Every Saturday I go to the Music Institute of Chicago to wait for my little sister to finish with her violin lessons. And every Saturday it seems like the same kid sits next to me in the waiting room, opens a green binder labeled “Pre-Calculus,” stares at a page of notes for exactly two minutes, active reads half of a book (yes, it’s different each time), and then takes out his music and hums quietly to himself. Yes, all of this occurs in approximately 45 minutes while he waits for his teacher to call for him.
If you were curious, this week’s literary work was Hamlet.
Considering that I see this kid every Saturday, I decided to make a friend and break the awkward ice that always occurs since we always end up sitting next to each other every single Saturday.
“Hi, I’m Sarah. I noticed you come here—”
“Yeah, I have a lesson.”
Enter a good 10 minutes of silence. Why am I so awkward? I’d like to know that, too.
So I took out my assignment notebook and was busy crossing out my English homework pretending to be productive when the kid looks at the cover of my notebook and asks, “You’re from Glenbrook North?”
Extremely happy that he decided to break the silence, I took the opportunity to respond with, “Yeah, I am. Which school are you from?”
“New Trier. But I’m actually a transfer student from Spain.”
“Oh, wow, you don’t have an accent!”
Why do I always say the wrong things at the wrong time?
Trying to not sound completely stupid, I added, “I mean, like, you know, for, uh…”
That definitely helped.
Luckily, his teacher decided to come just at the right moment and call for him.
He reached for a handshake with his left hand.
I reached for a handshake with my right.
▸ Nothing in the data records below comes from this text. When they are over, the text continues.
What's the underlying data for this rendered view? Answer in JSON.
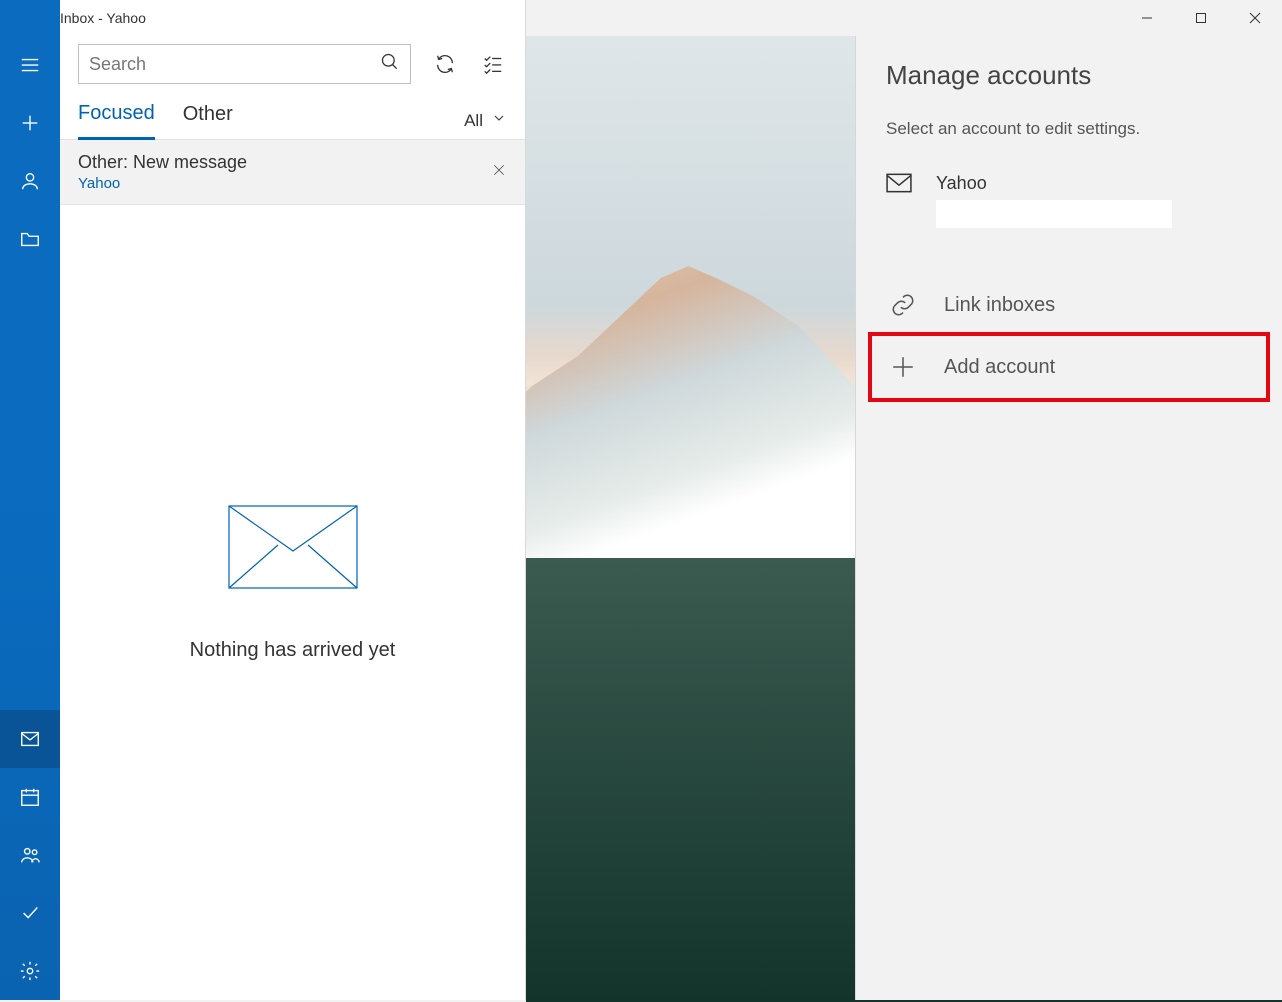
{
  "window": {
    "title": "Inbox - Yahoo"
  },
  "search": {
    "placeholder": "Search"
  },
  "tabs": {
    "focused": "Focused",
    "other": "Other",
    "filter": "All"
  },
  "notification": {
    "title": "Other: New message",
    "source": "Yahoo"
  },
  "empty": {
    "message": "Nothing has arrived yet"
  },
  "panel": {
    "title": "Manage accounts",
    "subtitle": "Select an account to edit settings.",
    "account_name": "Yahoo",
    "link_label": "Link inboxes",
    "add_label": "Add account"
  }
}
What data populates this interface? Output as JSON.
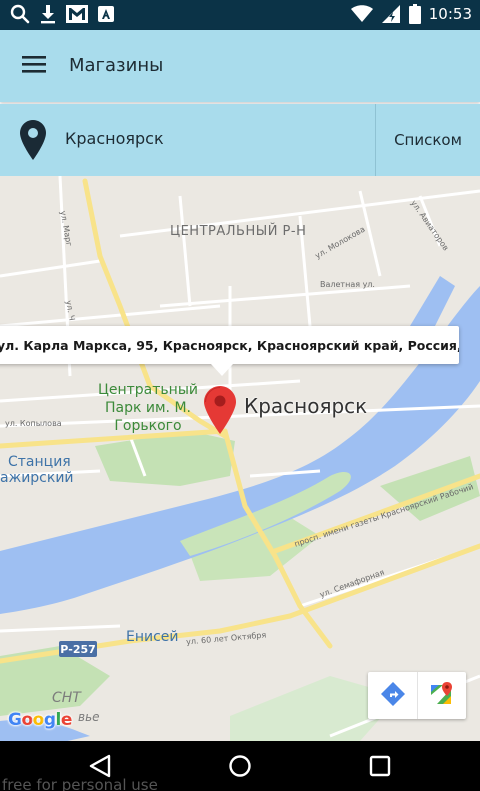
{
  "status_bar": {
    "time": "10:53",
    "notification_icons": [
      "search-icon",
      "download-icon",
      "gmail-icon",
      "font-app-icon"
    ],
    "system_icons": [
      "wifi-icon",
      "signal-icon",
      "battery-icon"
    ]
  },
  "app_bar": {
    "title": "Магазины",
    "menu_icon": "hamburger-menu-icon"
  },
  "city_bar": {
    "city": "Красноярск",
    "pin_icon": "location-pin-icon",
    "list_button": "Списком"
  },
  "map": {
    "info_window": "ул. Карла Маркса, 95, Красноярск, Красноярский край, Россия,...",
    "labels": {
      "district": "ЦЕНТРАЛЬНЫЙ Р-Н",
      "city": "Красноярск",
      "park_line1": "Центратьный",
      "park_line2": "Парк им. М.",
      "park_line3": "Горького",
      "station_line1": "Станция",
      "station_line2": "ажирский",
      "yenisei": "Енисей",
      "route": "Р-257",
      "cnt": "СНТ",
      "cnt_suffix": "вье",
      "street_molokova": "ул. Молокова",
      "street_valetnaya": "Валетная ул.",
      "street_aviatorov": "ул. Авиаторов",
      "street_kopylova": "ул. Копылова",
      "street_gazety": "просп. имени газеты Красноярский Рабочий",
      "street_semafornaya": "ул. Семафорная",
      "street_60let": "ул. 60 лет Октября",
      "street_margo": "ул. Марг",
      "street_ul": "ул. Ч"
    },
    "colors": {
      "water": "#9ebff2",
      "park": "#c4e1b4",
      "land": "#ebe8e2",
      "road_major": "#f8e38a",
      "marker": "#e53935"
    },
    "controls": {
      "directions_icon": "directions-icon",
      "maps_app_icon": "google-maps-icon"
    },
    "logo": {
      "letters": [
        "G",
        "o",
        "o",
        "g",
        "l",
        "e"
      ],
      "colors": [
        "#4285f4",
        "#ea4335",
        "#fbbc05",
        "#4285f4",
        "#34a853",
        "#ea4335"
      ]
    }
  },
  "nav_bar": {
    "icons": [
      "back-icon",
      "home-icon",
      "recents-icon"
    ]
  },
  "watermark": "free for personal use"
}
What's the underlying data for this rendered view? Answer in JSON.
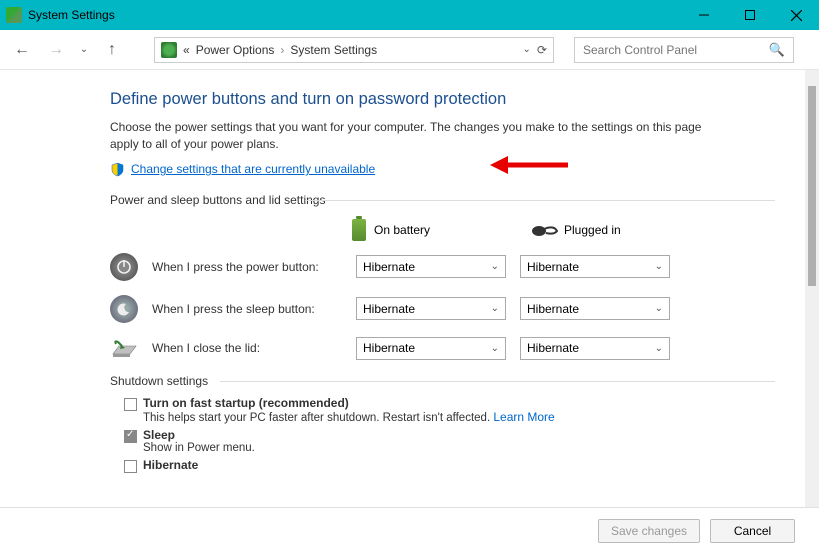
{
  "titlebar": {
    "title": "System Settings"
  },
  "breadcrumb": {
    "prefix": "«",
    "part1": "Power Options",
    "part2": "System Settings"
  },
  "search": {
    "placeholder": "Search Control Panel"
  },
  "main": {
    "heading": "Define power buttons and turn on password protection",
    "subtext": "Choose the power settings that you want for your computer. The changes you make to the settings on this page apply to all of your power plans.",
    "change_link": "Change settings that are currently unavailable",
    "section1": "Power and sleep buttons and lid settings",
    "col_battery": "On battery",
    "col_plugged": "Plugged in",
    "rows": [
      {
        "label": "When I press the power button:",
        "battery": "Hibernate",
        "plugged": "Hibernate"
      },
      {
        "label": "When I press the sleep button:",
        "battery": "Hibernate",
        "plugged": "Hibernate"
      },
      {
        "label": "When I close the lid:",
        "battery": "Hibernate",
        "plugged": "Hibernate"
      }
    ],
    "section2": "Shutdown settings",
    "shutdown": [
      {
        "label": "Turn on fast startup (recommended)",
        "sub": "This helps start your PC faster after shutdown. Restart isn't affected. ",
        "learn": "Learn More",
        "checked": false
      },
      {
        "label": "Sleep",
        "sub": "Show in Power menu.",
        "checked": true
      },
      {
        "label": "Hibernate",
        "sub": "",
        "checked": false
      }
    ]
  },
  "footer": {
    "save": "Save changes",
    "cancel": "Cancel"
  }
}
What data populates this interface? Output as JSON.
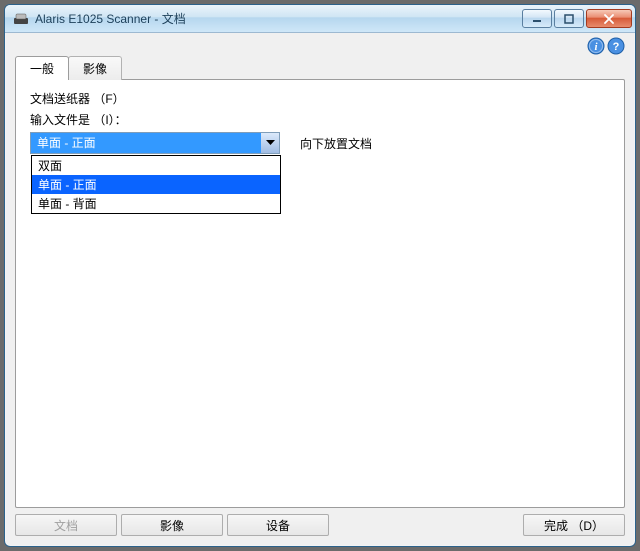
{
  "window": {
    "title": "Alaris E1025 Scanner - 文档"
  },
  "tabs": {
    "general": "一般",
    "image": "影像"
  },
  "panel": {
    "feeder_label": "文档送纸器 （F）",
    "input_label": "输入文件是 （I）：",
    "dropdown_value": "单面 - 正面",
    "hint": "向下放置文档",
    "options": {
      "duplex": "双面",
      "front": "单面 - 正面",
      "back": "单面 - 背面"
    }
  },
  "buttons": {
    "document": "文档",
    "image": "影像",
    "device": "设备",
    "done": "完成 （D）"
  }
}
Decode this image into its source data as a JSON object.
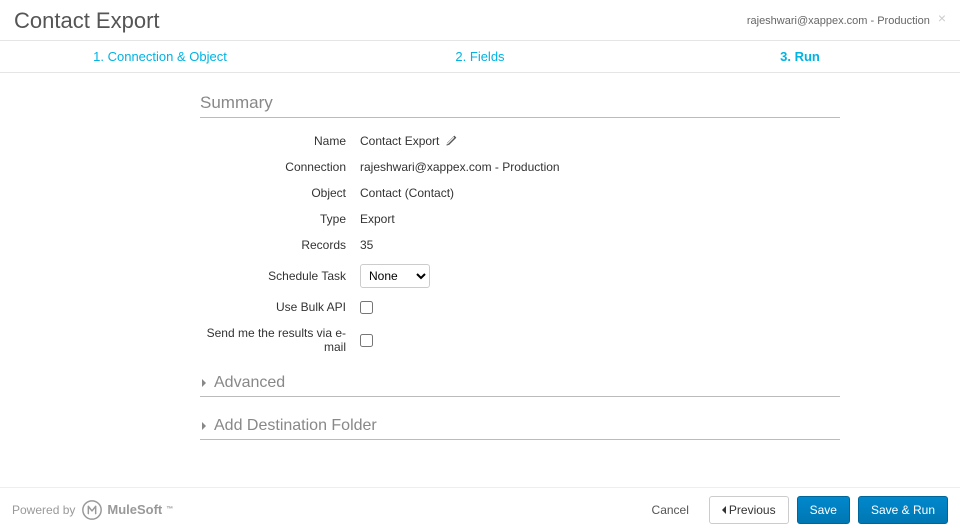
{
  "header": {
    "title": "Contact Export",
    "connection_label": "rajeshwari@xappex.com - Production"
  },
  "tabs": {
    "step1": "1. Connection & Object",
    "step2": "2. Fields",
    "step3": "3. Run"
  },
  "summary": {
    "heading": "Summary",
    "labels": {
      "name": "Name",
      "connection": "Connection",
      "object": "Object",
      "type": "Type",
      "records": "Records",
      "schedule_task": "Schedule Task",
      "use_bulk_api": "Use Bulk API",
      "send_results": "Send me the results via e-mail"
    },
    "values": {
      "name": "Contact Export",
      "connection": "rajeshwari@xappex.com - Production",
      "object": "Contact (Contact)",
      "type": "Export",
      "records": "35",
      "schedule_task_selected": "None",
      "use_bulk_api_checked": false,
      "send_results_checked": false
    },
    "schedule_task_options": [
      "None"
    ]
  },
  "sections": {
    "advanced": "Advanced",
    "add_destination": "Add Destination Folder"
  },
  "footer": {
    "powered_by": "Powered by",
    "brand": "MuleSoft",
    "buttons": {
      "cancel": "Cancel",
      "previous": "Previous",
      "save": "Save",
      "save_run": "Save & Run"
    }
  }
}
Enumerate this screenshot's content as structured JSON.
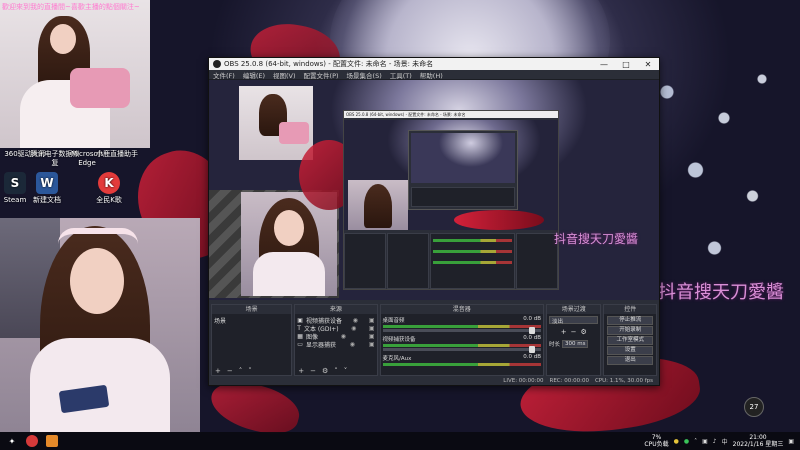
{
  "wallpaper": {
    "text_right": "抖音搜天刀愛醬",
    "text_mid": "抖音搜天刀愛醬"
  },
  "top_cam": {
    "caption": "歡迎來到我的直播間~喜歡主播的點個關注~"
  },
  "desktop_icons": [
    {
      "label": "360驱动大师",
      "glyph": "3",
      "color": "#2b6fd6"
    },
    {
      "label": "腾讯电子数据恢复",
      "glyph": "腾",
      "color": "#1aa260"
    },
    {
      "label": "Microsoft Edge",
      "glyph": "e",
      "color": "#1f7bd8"
    },
    {
      "label": "小鹿直播助手",
      "glyph": "鹿",
      "color": "#e84c8a"
    },
    {
      "label": "Steam",
      "glyph": "S",
      "color": "#1b2838"
    },
    {
      "label": "新建文档",
      "glyph": "W",
      "color": "#2b579a"
    },
    {
      "label": "全民K歌",
      "glyph": "K",
      "color": "#e33b3b"
    }
  ],
  "obs": {
    "title": "OBS 25.0.8 (64-bit, windows) - 配置文件: 未命名 - 场景: 未命名",
    "menu": [
      "文件(F)",
      "编辑(E)",
      "视图(V)",
      "配置文件(P)",
      "场景集合(S)",
      "工具(T)",
      "帮助(H)"
    ],
    "docks": {
      "scenes": {
        "title": "场景",
        "items": [
          "场景"
        ]
      },
      "sources": {
        "title": "来源",
        "items": [
          "视频捕获设备",
          "文本 (GDI+)",
          "图像",
          "显示器捕获"
        ]
      },
      "mixer": {
        "title": "混音器",
        "channels": [
          {
            "name": "桌面音频",
            "db": "0.0 dB"
          },
          {
            "name": "视频捕获设备",
            "db": "0.0 dB"
          },
          {
            "name": "麦克风/Aux",
            "db": "0.0 dB"
          }
        ]
      },
      "transitions": {
        "title": "场景过渡",
        "type": "淡出",
        "duration_label": "时长",
        "duration_value": "300 ms"
      },
      "controls": {
        "title": "控件",
        "buttons": [
          "停止推流",
          "开始录制",
          "工作室模式",
          "设置",
          "退出"
        ]
      }
    },
    "status": {
      "live": "LIVE: 00:00:00",
      "rec": "REC: 00:00:00",
      "cpu": "CPU: 1.1%, 30.00 fps"
    }
  },
  "nested_obs_title": "OBS 25.0.8 (64-bit, windows) - 配置文件: 未命名 - 场景: 未命名",
  "taskbar": {
    "tray_cpu": "7%",
    "tray_cpu_label": "CPU负载",
    "time": "21:00",
    "date": "2022/1/16 星期三"
  },
  "temp_badge": "27"
}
Seeing that the handshake wouldn’t work out, he simply said, “Well, it was nice talking to you, Sarah. Also, your pencil case is spilling right now.”
“Oh, well, yeah, thanks…”
I cleaned up my pencil case and swore I’d never try to make small talk with people who open green binders labeled “Pre-Calculus,” stare at notes for two minutes, active read crazy hard books, and hum their violin music to themselves again.
But I mean, chances are, I’ll end up talking to the kid again.
Because who doesn’t want a friend from Spain?